• Provided data:
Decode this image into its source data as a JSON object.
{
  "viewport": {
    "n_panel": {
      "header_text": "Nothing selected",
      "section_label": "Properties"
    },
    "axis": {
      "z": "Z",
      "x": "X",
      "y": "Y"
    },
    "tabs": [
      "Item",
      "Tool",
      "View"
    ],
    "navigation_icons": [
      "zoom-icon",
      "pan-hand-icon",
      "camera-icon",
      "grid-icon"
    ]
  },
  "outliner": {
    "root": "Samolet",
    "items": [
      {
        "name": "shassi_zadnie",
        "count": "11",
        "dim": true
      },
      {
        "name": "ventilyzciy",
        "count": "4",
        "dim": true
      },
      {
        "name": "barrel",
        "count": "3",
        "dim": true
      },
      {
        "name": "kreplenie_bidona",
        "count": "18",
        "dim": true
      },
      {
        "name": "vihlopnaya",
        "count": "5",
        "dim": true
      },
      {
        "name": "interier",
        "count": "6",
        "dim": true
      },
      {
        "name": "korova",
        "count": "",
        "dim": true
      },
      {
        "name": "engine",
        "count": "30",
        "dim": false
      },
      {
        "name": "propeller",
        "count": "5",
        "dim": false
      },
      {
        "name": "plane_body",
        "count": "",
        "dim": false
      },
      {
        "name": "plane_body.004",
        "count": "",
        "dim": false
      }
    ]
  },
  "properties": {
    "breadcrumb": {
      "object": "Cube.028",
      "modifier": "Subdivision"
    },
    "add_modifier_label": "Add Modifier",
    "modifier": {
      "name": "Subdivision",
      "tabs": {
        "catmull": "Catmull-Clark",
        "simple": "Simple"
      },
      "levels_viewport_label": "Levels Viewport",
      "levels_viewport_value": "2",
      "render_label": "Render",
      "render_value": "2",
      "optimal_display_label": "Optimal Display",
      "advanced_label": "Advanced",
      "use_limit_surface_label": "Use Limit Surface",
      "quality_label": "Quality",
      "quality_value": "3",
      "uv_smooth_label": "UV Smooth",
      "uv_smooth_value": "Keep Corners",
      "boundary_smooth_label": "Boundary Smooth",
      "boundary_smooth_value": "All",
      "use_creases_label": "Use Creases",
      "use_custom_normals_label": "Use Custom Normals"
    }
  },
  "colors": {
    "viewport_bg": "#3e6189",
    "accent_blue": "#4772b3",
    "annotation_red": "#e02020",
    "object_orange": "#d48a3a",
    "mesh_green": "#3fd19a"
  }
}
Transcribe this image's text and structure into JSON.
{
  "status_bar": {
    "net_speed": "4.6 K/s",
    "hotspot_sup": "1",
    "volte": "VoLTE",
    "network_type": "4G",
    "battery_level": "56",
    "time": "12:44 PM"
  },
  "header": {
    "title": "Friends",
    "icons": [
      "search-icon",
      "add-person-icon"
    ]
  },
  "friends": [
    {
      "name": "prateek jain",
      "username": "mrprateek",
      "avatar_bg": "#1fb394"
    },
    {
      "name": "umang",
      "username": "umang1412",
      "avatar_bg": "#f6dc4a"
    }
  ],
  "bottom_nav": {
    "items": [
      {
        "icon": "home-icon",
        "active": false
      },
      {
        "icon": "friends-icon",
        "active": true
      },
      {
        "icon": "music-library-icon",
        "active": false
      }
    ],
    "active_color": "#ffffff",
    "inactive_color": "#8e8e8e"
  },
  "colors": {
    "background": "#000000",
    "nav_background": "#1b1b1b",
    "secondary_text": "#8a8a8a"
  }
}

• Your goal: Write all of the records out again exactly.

• Answer to this exercise:
Decode this image into its source data as a JSON object.
{
  "viewport": {
    "n_panel": {
      "header_text": "Nothing selected",
      "section_label": "Properties"
    },
    "axis": {
      "z": "Z",
      "x": "X",
      "y": "Y"
    },
    "tabs": [
      "Item",
      "Tool",
      "View"
    ],
    "navigation_icons": [
      "zoom-icon",
      "pan-hand-icon",
      "camera-icon",
      "grid-icon"
    ]
  },
  "outliner": {
    "root": "Samolet",
    "items": [
      {
        "name": "shassi_zadnie",
        "count": "11",
        "dim": true
      },
      {
        "name": "ventilyzciy",
        "count": "4",
        "dim": true
      },
      {
        "name": "barrel",
        "count": "3",
        "dim": true
      },
      {
        "name": "kreplenie_bidona",
        "count": "18",
        "dim": true
      },
      {
        "name": "vihlopnaya",
        "count": "5",
        "dim": true
      },
      {
        "name": "interier",
        "count": "6",
        "dim": true
      },
      {
        "name": "korova",
        "count": "",
        "dim": true
      },
      {
        "name": "engine",
        "count": "30",
        "dim": false
      },
      {
        "name": "propeller",
        "count": "5",
        "dim": false
      },
      {
        "name": "plane_body",
        "count": "",
        "dim": false
      },
      {
        "name": "plane_body.004",
        "count": "",
        "dim": false
      }
    ]
  },
  "properties": {
    "breadcrumb": {
      "object": "Cube.028",
      "modifier": "Subdivision"
    },
    "add_modifier_label": "Add Modifier",
    "modifier": {
      "name": "Subdivision",
      "tabs": {
        "catmull": "Catmull-Clark",
        "simple": "Simple"
      },
      "levels_viewport_label": "Levels Viewport",
      "levels_viewport_value": "2",
      "render_label": "Render",
      "render_value": "2",
      "optimal_display_label": "Optimal Display",
      "advanced_label": "Advanced",
      "use_limit_surface_label": "Use Limit Surface",
      "quality_label": "Quality",
      "quality_value": "3",
      "uv_smooth_label": "UV Smooth",
      "uv_smooth_value": "Keep Corners",
      "boundary_smooth_label": "Boundary Smooth",
      "boundary_smooth_value": "All",
      "use_creases_label": "Use Creases",
      "use_custom_normals_label": "Use Custom Normals"
    }
  },
  "colors": {
    "viewport_bg": "#3e6189",
    "accent_blue": "#4772b3",
    "annotation_red": "#e02020",
    "object_orange": "#d48a3a",
    "mesh_green": "#3fd19a"
  }
}
Transcribe this image's text and structure into JSON.
{
  "status_bar": {
    "net_speed": "4.6 K/s",
    "hotspot_sup": "1",
    "volte": "VoLTE",
    "network_type": "4G",
    "battery_level": "56",
    "time": "12:44 PM"
  },
  "header": {
    "title": "Friends",
    "icons": [
      "search-icon",
      "add-person-icon"
    ]
  },
  "friends": [
    {
      "name": "prateek jain",
      "username": "mrprateek",
      "avatar_bg": "#1fb394"
    },
    {
      "name": "umang",
      "username": "umang1412",
      "avatar_bg": "#f6dc4a"
    }
  ],
  "bottom_nav": {
    "items": [
      {
        "icon": "home-icon",
        "active": false
      },
      {
        "icon": "friends-icon",
        "active": true
      },
      {
        "icon": "music-library-icon",
        "active": false
      }
    ],
    "active_color": "#ffffff",
    "inactive_color": "#8e8e8e"
  },
  "colors": {
    "background": "#000000",
    "nav_background": "#1b1b1b",
    "secondary_text": "#8a8a8a"
  }
}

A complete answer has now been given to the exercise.